Marc Tomljanovich

Office: 201 Lewis House
Phone: x3251



Title: Associate Professor of Economics (2006), Director of Wall Street Semester Program


Degrees: PhD, Cornell University (1998); BA, Northwestern University (1992)


Teaching Experience: Colgate University, 2000 – 06; Union College, 1998 – 2000.


Specialties: Macroeconomics, Money and Banking, Financial Markets, Corporate Finance, Time-Series Econometrics.


Research Interests: The Effects of Central Bank Transparency on Financial Markets, Regional Income Convergence, Effects of Fiscal Policy on Long-Run Economic Growth


Selected Publications:

Inflation Targeting and Financial Market Efficiency (with Roisin O’Sullivan), Appied Financial Economics (forthcoming).


Public Education Expenditures, Taxation and Growth: Linking Data to Theory (with William Blankenau and

Nicole Simpson); American Economic Review 97 (2007).


Does Central Bank Transparency Impact Financial Markets? A Cross-Country Econometric Analysis; Southern Economic Journal 73 (2007).


An Examination of the Introduction of Options on the Volatility of the Underlying Individual Equity Securities (with P. Dan Jubinski); Journal of Futures Markets 27 (2007).


What Color Is Alan Greenspan’s Tie? How Central Bank Policy Announcements Have Changed Financial Markets (with Aleksandar Murdzhev); Eastern Economic Journal 32 (2006).


Macroeconomic Fundamentals and Net Portfolio Investment between Developed Regions (with Nicole Simpson, George Georgiev), International Finance 8 (2005).


Income Convergence Across Canadian Provinces in the 20th Century: Almost But Not Quite There (with Joseph deJuan); Annals of Regional Science 39 (2005).


The Role of State Fiscal Policy in State Economic Growth; Contemporary Economic Policy 22 (2004).


Central Bank Transparency and Market Efficiency: An Econometric Analysis (with Matthew C. Rafferty); Journal of Economics and Finance 26 (2002).

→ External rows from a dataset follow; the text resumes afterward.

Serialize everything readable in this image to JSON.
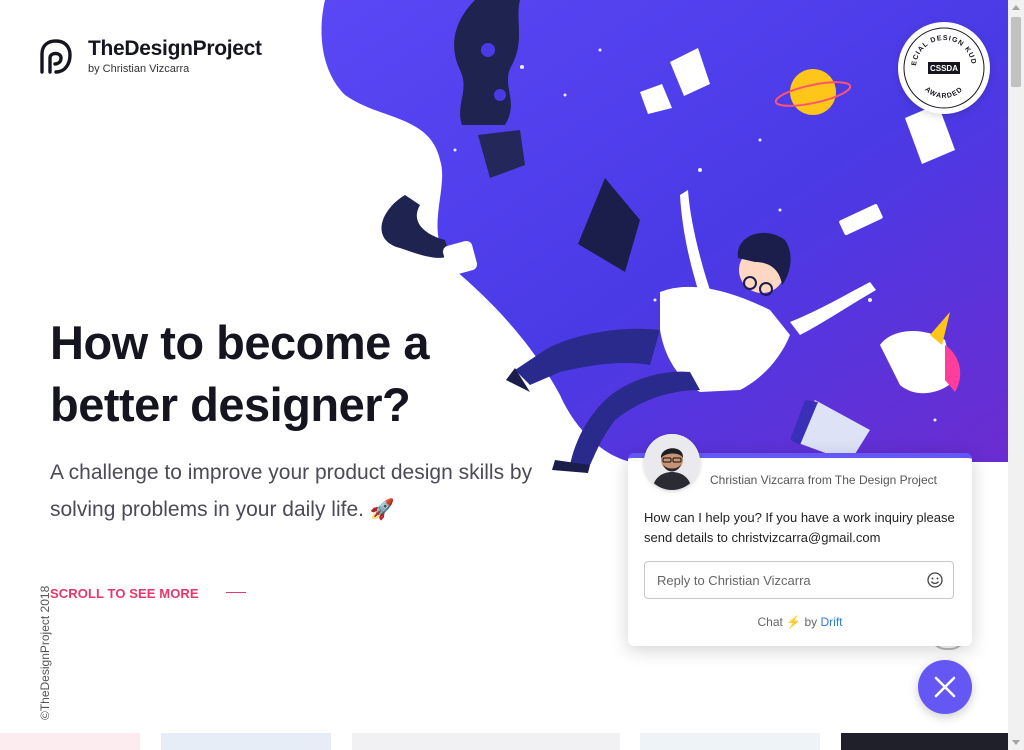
{
  "brand": {
    "name": "TheDesignProject",
    "byline": "by Christian Vizcarra"
  },
  "award": {
    "top_text": "SPECIAL DESIGN KUDOS",
    "center": "CSSDA",
    "bottom_text": "AWARDED"
  },
  "hero": {
    "title": "How to become a better designer?",
    "subtitle": "A challenge to improve your product design skills by solving problems in your daily life.",
    "subtitle_emoji": "🚀",
    "scroll_cta": "SCROLL TO SEE MORE"
  },
  "copyright": "©TheDesignProject 2018",
  "colors": {
    "accent": "#e8366b",
    "chat_brand": "#6557f4",
    "hero_blob": "#4b3ee8"
  },
  "chat": {
    "sender": "Christian Vizcarra from The Design Project",
    "message": "How can I help you? If you have a work inquiry please send details to christvizcarra@gmail.com",
    "reply_placeholder": "Reply to Christian Vizcarra",
    "footer_chat": "Chat",
    "footer_by": "by",
    "footer_brand": "Drift",
    "emoji_icon": "smiley-icon",
    "close_icon": "close-icon"
  },
  "thumbnails": [
    {
      "color": "#fdecef"
    },
    {
      "color": "#e7edf7"
    },
    {
      "color": "#f1f1f4"
    },
    {
      "color": "#eef3f8"
    },
    {
      "color": "#20202a"
    }
  ]
}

Are U.S. Regions Converging? Using New Econometric Methods to Examine Old Issues (with Timothy J. Vogelsang); Empirical Economics 27 (2002).



Working Papers:


“We’re All Connected”: Business Cycle Synchronization in G-7 Countries (with Frank Ying).


Testing for Income Convergence across Swedish Counties (with Joseph DeJuan and Joakim Persson).

What Do We Know About Small Firms Anyway?  How Informational Asymmetries Impact Options Listings (with Dan Jubinski).

Central Bank Transparency in Perspective: Where Do Markets Benefit Most? An Empirical Look at Central Banks in Developed and Developing Countries (with Aleksandar Murdzhev).




Honorable Mention, Jacob Eckstein Prize for Best Paper, Eastern Economic Journal, 2005-06, for 'What Color is Alan Greenspan's Tie? How Central Bank Policy Announcements Have Changed Finanical Markets'.


National Science Foundation award receipient, 2006, for Workshop in Macroeconomic Resarch at Liberal Arts Colleges.


Conference Organizer, Workshop in Macroeconomic Research at Liberal Arts Colleges (Hamilton College (2009),Drew U. (2008), Vassar College (2006) and Colgate U. (2005)


‘Professor of the Month’, Student Government Association, March 2005, Colgate University.


Outstanding Teaching Assistant Award from the Louis Walinsky Fund in Economics in honor of Herbert Joseph Davenport, 1996-7, Cornell University.